When people like Tina Quintanilla-Taylor and her 9-year-old daughter Mehle drive past the new school where she’ll be attending, the last thing this child should be thinking about is how safe it is from threats. Yet, that’s exactly where her young mind went. While the former building is permanently closed, it doesn’t ease her mind. This new building looks clean and welcoming, but to Mehle, the fence is “skinny” and easily climbed. She told her mother “I don’t feel safe.”

Students in Uvalde have the option of going to school remotely, and many parents are exercising that option. Others still are looking at private schools. Sacred Heart Catholic Church offers education from kindergarten to sixth grade. This year at their August 15th start date, they already had double the students from last year.

Parents have been consistently showing up to school board meetings to demand further answers and accountability from school and public officials. They want to know why the police failed their children that badly. Why did they hold parents back from trying to save their kids? What they are going to do to ensure this doesn’t happen again? From the sounds of it, little Mehle isn’t ready to accept their new changes as a success.

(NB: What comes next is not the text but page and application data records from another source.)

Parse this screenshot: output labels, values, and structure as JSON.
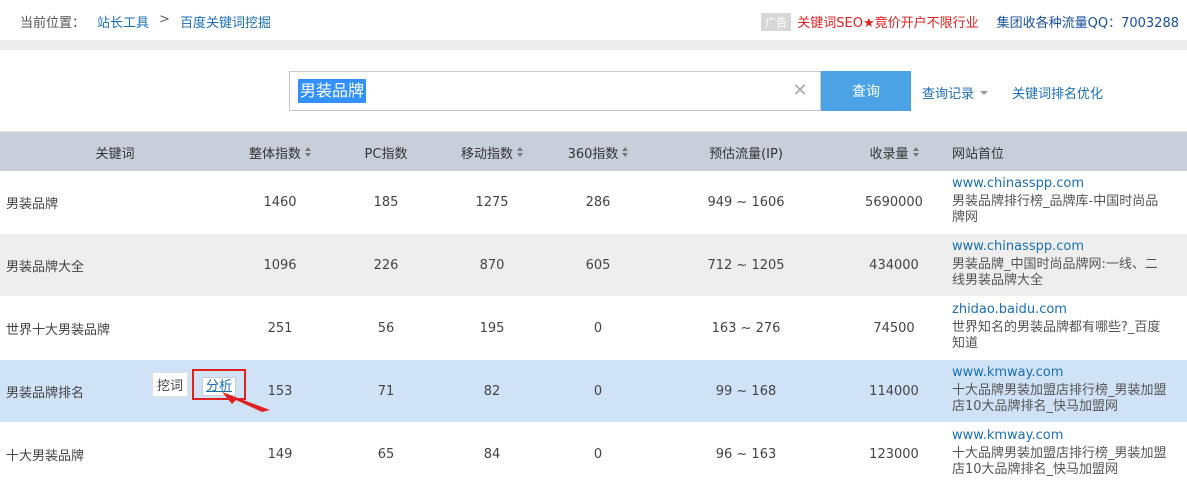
{
  "breadcrumb": {
    "prefix": "当前位置：",
    "items": [
      "站长工具",
      "百度关键词挖掘"
    ],
    "separator": ">"
  },
  "ad": {
    "badge": "广告",
    "red_text": "关键词SEO★竟价开户不限行业",
    "blue_text": "集团收各种流量QQ：7003288"
  },
  "search": {
    "value": "男装品牌",
    "clear_icon": "close-icon",
    "button_label": "查询",
    "history_label": "查询记录",
    "rank_label": "关键词排名优化"
  },
  "table": {
    "headers": [
      "关键词",
      "整体指数",
      "PC指数",
      "移动指数",
      "360指数",
      "预估流量(IP)",
      "收录量",
      "网站首位"
    ],
    "rows": [
      {
        "keyword": "男装品牌",
        "total": "1460",
        "pc": "185",
        "mobile": "1275",
        "s360": "286",
        "traffic": "949 ~ 1606",
        "indexed": "5690000",
        "url": "www.chinasspp.com",
        "desc": "男装品牌排行榜_品牌库-中国时尚品牌网"
      },
      {
        "keyword": "男装品牌大全",
        "total": "1096",
        "pc": "226",
        "mobile": "870",
        "s360": "605",
        "traffic": "712 ~ 1205",
        "indexed": "434000",
        "url": "www.chinasspp.com",
        "desc": "男装品牌_中国时尚品牌网:一线、二线男装品牌大全"
      },
      {
        "keyword": "世界十大男装品牌",
        "total": "251",
        "pc": "56",
        "mobile": "195",
        "s360": "0",
        "traffic": "163 ~ 276",
        "indexed": "74500",
        "url": "zhidao.baidu.com",
        "desc": "世界知名的男装品牌都有哪些?_百度知道"
      },
      {
        "keyword": "男装品牌排名",
        "total": "153",
        "pc": "71",
        "mobile": "82",
        "s360": "0",
        "traffic": "99 ~ 168",
        "indexed": "114000",
        "url": "www.kmway.com",
        "desc": "十大品牌男装加盟店排行榜_男装加盟店10大品牌排名_快马加盟网"
      },
      {
        "keyword": "十大男装品牌",
        "total": "149",
        "pc": "65",
        "mobile": "84",
        "s360": "0",
        "traffic": "96 ~ 163",
        "indexed": "123000",
        "url": "www.kmway.com",
        "desc": "十大品牌男装加盟店排行榜_男装加盟店10大品牌排名_快马加盟网"
      }
    ]
  },
  "row_actions": {
    "dig_label": "挖词",
    "analyze_label": "分析"
  },
  "colors": {
    "header_bg": "#c8cfdb",
    "highlight_row": "#cfe2f6",
    "alt_row": "#eeeeee",
    "button": "#4ba3e6",
    "link": "#1a6fb5",
    "annotation": "#e02020"
  }
}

A legislative committee was convened to investigate the attack. During their investigation, they found serious deficiencies in the school’s readiness for a mass shooting. With internal and external doors that were left unlocked in defiance of school protocol and an insufficient 5-foot fence that was easy for the gunman to scale over, the school failed the students big time.

The committee also made note of the glaring errors in judgment from the police in their policies and decision-making when it counted most. Their idea of giving him over an hour in the school before they even attempted to intervene was a costly one. Investigators for the Texas Department of Public Safety indicated the chief of the school district police force, Pete Arredondo was a complete failure at his job. He failed to follow standard law enforcement training that could have easily ended the conflict sooner and likely saved numerous lives.

With a hearing scheduled for August 24th, it looks likely that Arredondo will be terminated from his position. While he has been on unpaid leave since July, parents and community members have been outraged at the length of time it has taken to terminate him and to name a successor. Likely, it will be someone from an outside agency, and with more experience in such situations.

The district has also delayed its start date to September 6th to ensure students felt as safe as possible with the changes they have made. With a new 8-foot fence being installed, they have also added security cameras, replaced door locks, and increased the staffing of police officers on site. Governor Gregg Abbott has also assigned 30 new state troopers to provide security.

In a video message from the superintendent, Hal Harris outlined the new safety measures for the students. “We are making progress. These are components that will be installed throughout the district, not just in one campus or two campuses.”

Parents, meanwhile, contend that the progress has been incredibly slow, and they worry it won’t be completed before the first day of classes begins. If it’s not, who can blame them for keeping their kids home?